- As you can imagine, 32 bit is still the king. As a quick example, here is the software distribution on my Desktop PC (excluding what we have commented before):
- 32 bit: IrfanView, IZarc, PSPad, NotePad++, InputDirector, Pidgin, Acrobat Reader, MySQL WorkBench, Secunia PSI, Apache Directory Studio, DropBox, PuTTY, GladiNet, Windows Live Essentials, LogMeIn Hamachi, TrueCrypt, WinMerge, VLC, FreeMind, FileZilla, Free Download Manager, ImgBurn, WinHTTPTrack, PDFCreator, uTorrent, Spotify, WinDirStat.
- 64 bit: KeePass, IEProxy, Paint.NET, xplorer2, TortoiseSVN, UltraVNC, VMWare WorkStation, Python.
The case of Microsoft Products deserve a particular note. From an end user perspective, this lack of coherence it's harder to understand: Office Communicator, Windows Live Essentials, and, over all, SilverLight and Windows Mobile Device Center…
Even the Common Engineering Criteria, being an effort on the right direction, I'm not sure whether it covers this topic with the required level of detail or not.
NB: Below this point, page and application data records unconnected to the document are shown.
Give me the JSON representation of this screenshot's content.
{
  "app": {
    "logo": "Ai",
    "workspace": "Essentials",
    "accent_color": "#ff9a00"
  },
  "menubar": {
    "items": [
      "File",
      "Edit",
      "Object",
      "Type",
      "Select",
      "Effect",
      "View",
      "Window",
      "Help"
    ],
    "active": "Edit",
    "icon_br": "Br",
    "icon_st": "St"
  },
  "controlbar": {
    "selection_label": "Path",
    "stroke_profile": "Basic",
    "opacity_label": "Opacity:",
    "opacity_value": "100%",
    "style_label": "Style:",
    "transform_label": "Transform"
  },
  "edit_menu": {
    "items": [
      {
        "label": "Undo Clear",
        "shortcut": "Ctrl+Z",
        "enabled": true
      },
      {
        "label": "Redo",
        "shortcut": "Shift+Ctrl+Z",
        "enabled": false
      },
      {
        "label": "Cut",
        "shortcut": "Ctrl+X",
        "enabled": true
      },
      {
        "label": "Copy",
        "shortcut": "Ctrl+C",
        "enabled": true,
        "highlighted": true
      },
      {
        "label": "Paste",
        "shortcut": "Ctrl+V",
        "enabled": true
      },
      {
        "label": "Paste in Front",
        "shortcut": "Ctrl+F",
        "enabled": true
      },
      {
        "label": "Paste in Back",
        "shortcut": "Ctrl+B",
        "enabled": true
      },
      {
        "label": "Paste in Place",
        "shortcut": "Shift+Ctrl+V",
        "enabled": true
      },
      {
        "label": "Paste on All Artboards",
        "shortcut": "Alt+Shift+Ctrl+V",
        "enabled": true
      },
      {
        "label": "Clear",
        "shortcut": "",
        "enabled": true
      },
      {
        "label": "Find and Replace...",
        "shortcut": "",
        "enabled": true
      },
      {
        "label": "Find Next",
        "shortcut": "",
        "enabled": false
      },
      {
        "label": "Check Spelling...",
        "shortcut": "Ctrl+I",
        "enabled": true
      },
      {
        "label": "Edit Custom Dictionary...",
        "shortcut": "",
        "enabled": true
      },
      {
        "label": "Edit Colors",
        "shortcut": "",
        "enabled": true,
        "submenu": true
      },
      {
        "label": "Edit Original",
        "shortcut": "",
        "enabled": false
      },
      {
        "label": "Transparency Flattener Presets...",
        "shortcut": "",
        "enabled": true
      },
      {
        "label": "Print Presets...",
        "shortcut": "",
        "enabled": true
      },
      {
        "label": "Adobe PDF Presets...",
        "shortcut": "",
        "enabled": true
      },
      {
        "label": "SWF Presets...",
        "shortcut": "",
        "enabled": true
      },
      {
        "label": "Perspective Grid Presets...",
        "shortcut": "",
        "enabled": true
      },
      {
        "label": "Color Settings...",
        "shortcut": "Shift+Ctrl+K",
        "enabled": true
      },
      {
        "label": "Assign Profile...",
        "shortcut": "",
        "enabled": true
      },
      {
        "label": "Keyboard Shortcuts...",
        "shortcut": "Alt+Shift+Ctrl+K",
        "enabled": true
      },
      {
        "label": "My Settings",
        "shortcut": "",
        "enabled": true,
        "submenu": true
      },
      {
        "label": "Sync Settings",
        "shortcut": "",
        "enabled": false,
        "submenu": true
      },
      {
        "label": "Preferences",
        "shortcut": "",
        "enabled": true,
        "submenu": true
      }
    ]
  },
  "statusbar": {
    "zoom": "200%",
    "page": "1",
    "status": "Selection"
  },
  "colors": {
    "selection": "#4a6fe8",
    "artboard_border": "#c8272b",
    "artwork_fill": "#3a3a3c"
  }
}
Unfortunately, devil lives in details.
To be fair, it is true that most of these issues come from third parties and legacy software. I should aso admit that CEC doesn't show this level of detail in public and I can't know if Microsoft is managing this issues internally and if they are achieving some positive progress.
Anyway, it is year 2010. It's been 8 years, or more, since the 64 bit journey has started and we are still on the way. Amazing, don't you think so?